"People ask whether he has the fiscal breathing room to push health-care reform," said Jared Bernstein, a senior economist at the Economic Policy Institute who has served as an informal adviser to Obama. "He doesn't have the fiscal breathing room not to do health-care reform. That said, I have not seen any signals that he is backing off what I consider to be a bold, necessary agenda."
Still, many of Obama's supporters look at his advisers and worry about the path that he will choose. During the campaign, Obama frequently consulted with Summers and Rubin, as well as former Federal Reserve chairman Paul A. Volcker and billionaire investor Warren E. Buffett (a director of The Washington Post Co.), two business-oriented counselors whose involvement some analysts said seemed aimed at reassuring voters.
Before holding a news conference last week, the president-elect met with an economic advisory board that included his campaign advisers, as well as former representative David E. Bonior (D-Mich.), an outspoken critic of the free-trade policies promoted by Summers and Rubin during the Clinton administration; Los Angeles Mayor Antonio Villaraigosa; and Gov. Jennifer M. Granholm of Michigan, the state with the nation's second-highest unemployment rate.
"This is a moment of both political euphoria and unprecedented economic urgency," said Harley Shaiken, an economist at the University of California at Berkeley. "I don't think his choice of advisers was meant to convey a coherent point of view. He has put together some people that he thinks can work together but think differently. He hopes that results in some pragmatic steps forward, even though there may well be a time when things divide out."
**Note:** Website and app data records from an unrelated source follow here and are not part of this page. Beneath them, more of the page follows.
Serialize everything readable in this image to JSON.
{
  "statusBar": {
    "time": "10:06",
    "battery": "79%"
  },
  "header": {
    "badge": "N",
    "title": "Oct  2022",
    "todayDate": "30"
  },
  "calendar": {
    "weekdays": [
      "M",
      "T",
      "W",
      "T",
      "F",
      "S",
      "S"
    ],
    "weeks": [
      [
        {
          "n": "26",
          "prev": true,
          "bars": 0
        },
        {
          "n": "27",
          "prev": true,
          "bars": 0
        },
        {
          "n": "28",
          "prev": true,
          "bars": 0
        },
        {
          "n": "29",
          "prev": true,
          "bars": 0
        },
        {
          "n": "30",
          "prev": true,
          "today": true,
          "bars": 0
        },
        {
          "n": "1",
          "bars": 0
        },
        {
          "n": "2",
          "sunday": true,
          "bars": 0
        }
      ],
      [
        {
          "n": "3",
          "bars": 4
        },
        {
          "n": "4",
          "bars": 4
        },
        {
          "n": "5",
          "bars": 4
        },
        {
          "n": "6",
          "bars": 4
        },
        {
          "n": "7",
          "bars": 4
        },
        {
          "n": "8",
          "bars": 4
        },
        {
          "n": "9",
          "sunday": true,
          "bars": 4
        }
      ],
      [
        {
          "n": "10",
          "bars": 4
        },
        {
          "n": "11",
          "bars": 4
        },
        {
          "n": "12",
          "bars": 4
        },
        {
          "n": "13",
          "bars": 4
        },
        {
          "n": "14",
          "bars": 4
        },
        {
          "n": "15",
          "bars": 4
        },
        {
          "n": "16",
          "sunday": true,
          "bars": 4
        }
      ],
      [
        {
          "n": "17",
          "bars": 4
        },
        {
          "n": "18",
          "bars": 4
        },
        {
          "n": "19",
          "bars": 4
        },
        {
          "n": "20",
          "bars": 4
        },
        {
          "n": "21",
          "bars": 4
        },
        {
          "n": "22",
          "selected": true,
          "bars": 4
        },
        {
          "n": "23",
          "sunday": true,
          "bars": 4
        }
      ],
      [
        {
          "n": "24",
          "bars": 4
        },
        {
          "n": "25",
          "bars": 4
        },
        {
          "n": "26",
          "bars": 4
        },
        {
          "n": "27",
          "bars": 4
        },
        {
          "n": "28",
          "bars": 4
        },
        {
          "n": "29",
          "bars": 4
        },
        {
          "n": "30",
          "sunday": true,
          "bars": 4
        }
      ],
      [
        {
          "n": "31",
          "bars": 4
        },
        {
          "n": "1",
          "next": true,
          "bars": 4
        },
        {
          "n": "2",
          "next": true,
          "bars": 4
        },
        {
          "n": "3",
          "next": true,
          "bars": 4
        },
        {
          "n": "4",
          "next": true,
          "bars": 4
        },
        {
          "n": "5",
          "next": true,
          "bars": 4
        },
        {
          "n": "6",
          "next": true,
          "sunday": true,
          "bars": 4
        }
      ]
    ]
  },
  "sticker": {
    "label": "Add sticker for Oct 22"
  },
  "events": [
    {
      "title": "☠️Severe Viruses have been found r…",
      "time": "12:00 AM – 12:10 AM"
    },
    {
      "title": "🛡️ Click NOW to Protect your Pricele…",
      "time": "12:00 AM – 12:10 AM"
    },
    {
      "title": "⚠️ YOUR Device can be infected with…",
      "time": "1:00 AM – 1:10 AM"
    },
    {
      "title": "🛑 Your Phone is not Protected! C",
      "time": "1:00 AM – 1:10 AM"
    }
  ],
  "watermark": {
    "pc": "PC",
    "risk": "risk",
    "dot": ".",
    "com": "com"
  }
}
Obama also has sparked concern among some of his supporters with the signals he has sent on trade deals. He said he would rewrite the North American Free Trade Agreement, but he later softened his position, saying he was simply interested in opening "a dialogue" with Canada and Mexico in an effort to improve the deal.
"There is some good news there, because there are a lot of people advising him who understand trade agreements and how they have contributed to our current economic problems," said Lori Wallach, director of Public Citizen's Global Trade Watch. "At the same time, you have a lot of people in his advisory group who got us into these agreements that threaten to undermine his stated priorities."
Meanwhile, some labor groups have been wary of the centrist leanings of two of the Obama campaign's top internal economic advisers: Jason Furman, a former staffer on Clinton's Council of Economic Advisers; and Austan Goolsbee, a University of Chicago economist. They are both expected to land top jobs in the Obama administration.
Robert Kuttner, an economist and author of the book "Obama's Challenge: America's Economic Crisis and the Power of a Transformative Presidency," said that Obama is well known for soliciting a wide range of opinions before settling on his course but that his principal advisers are "people who are fairly moderate, really centrist."
"My concern is that if he doesn't act very boldly, he will be in the position of chasing a deepening recession downward rather than getting out in front of it," Kuttner said. "The financial crash is also an ideological crash. He is going to have to be a more radical president than he was a candidate."